> [GOAL OF THE EXERCISE] Only the lines that contain the string "Allen" belong in the answer; pull them from the records.

____________________

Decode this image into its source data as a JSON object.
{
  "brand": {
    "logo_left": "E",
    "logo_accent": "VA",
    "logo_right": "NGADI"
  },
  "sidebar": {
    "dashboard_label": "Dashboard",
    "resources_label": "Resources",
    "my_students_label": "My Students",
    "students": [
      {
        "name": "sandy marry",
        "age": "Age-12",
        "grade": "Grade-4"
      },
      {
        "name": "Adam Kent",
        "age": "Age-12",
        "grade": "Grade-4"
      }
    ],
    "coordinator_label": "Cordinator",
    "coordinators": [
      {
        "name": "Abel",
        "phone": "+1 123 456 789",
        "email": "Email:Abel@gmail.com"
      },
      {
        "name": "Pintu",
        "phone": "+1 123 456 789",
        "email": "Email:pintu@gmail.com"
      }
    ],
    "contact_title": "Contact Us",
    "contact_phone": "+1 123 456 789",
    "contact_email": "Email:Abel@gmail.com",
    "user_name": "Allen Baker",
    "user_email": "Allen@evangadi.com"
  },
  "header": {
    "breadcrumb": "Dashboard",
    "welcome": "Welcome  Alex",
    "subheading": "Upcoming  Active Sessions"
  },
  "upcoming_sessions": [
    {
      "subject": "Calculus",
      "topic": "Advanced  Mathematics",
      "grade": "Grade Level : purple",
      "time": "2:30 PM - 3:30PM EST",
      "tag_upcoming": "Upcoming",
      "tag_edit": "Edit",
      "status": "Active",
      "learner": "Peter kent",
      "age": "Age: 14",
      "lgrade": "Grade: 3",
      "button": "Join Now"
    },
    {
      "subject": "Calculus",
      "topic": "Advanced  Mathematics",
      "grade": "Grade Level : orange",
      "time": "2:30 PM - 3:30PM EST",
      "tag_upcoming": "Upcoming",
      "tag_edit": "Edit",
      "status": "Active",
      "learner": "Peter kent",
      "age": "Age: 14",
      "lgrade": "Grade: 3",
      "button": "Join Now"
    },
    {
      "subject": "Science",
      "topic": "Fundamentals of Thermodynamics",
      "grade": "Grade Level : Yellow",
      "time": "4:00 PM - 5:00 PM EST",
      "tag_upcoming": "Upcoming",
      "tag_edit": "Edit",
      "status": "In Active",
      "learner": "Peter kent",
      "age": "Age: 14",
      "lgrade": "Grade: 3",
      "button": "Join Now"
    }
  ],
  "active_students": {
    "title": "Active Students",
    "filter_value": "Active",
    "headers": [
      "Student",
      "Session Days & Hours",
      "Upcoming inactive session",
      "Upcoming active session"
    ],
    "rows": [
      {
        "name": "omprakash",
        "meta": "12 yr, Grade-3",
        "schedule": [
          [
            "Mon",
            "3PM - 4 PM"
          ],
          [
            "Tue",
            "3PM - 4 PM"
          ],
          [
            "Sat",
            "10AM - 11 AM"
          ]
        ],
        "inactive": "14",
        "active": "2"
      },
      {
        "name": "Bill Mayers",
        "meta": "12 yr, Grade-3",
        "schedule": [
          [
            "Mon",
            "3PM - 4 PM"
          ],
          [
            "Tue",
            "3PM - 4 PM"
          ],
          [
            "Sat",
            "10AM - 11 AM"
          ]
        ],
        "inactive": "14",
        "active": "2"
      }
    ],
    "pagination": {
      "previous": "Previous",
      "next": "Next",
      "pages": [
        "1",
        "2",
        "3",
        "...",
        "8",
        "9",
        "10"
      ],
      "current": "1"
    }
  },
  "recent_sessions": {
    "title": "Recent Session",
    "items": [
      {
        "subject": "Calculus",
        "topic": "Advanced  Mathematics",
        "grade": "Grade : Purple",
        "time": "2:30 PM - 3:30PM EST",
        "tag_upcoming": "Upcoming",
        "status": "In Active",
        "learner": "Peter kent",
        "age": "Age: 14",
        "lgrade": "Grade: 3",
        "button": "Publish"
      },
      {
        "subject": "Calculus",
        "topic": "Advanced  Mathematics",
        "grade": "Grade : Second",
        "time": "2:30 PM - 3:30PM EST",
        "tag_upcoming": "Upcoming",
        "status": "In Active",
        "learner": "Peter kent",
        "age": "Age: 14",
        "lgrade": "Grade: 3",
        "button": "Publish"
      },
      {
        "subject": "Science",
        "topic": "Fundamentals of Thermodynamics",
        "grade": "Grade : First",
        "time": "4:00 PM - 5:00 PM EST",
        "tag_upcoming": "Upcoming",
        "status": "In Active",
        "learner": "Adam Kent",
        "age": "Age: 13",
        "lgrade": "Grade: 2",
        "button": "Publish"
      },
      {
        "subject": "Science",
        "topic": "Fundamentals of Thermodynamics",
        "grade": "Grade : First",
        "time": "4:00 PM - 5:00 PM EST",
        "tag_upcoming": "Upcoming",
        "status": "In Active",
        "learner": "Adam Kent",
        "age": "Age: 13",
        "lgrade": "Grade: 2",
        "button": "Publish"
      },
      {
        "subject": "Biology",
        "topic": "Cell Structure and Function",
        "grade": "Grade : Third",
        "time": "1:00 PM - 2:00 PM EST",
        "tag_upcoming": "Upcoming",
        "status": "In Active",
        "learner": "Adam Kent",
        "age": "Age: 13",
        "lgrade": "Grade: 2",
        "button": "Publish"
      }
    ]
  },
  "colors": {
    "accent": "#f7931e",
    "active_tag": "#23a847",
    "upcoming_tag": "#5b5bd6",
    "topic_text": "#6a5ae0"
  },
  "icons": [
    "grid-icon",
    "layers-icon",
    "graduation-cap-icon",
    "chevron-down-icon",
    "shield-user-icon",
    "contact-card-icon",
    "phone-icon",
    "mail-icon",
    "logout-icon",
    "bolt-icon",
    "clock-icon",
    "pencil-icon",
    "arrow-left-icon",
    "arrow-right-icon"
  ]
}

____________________

> [EXERCISE RESULT]
    "user_name": "Allen Baker",
    "user_email": "Allen@evangadi.com"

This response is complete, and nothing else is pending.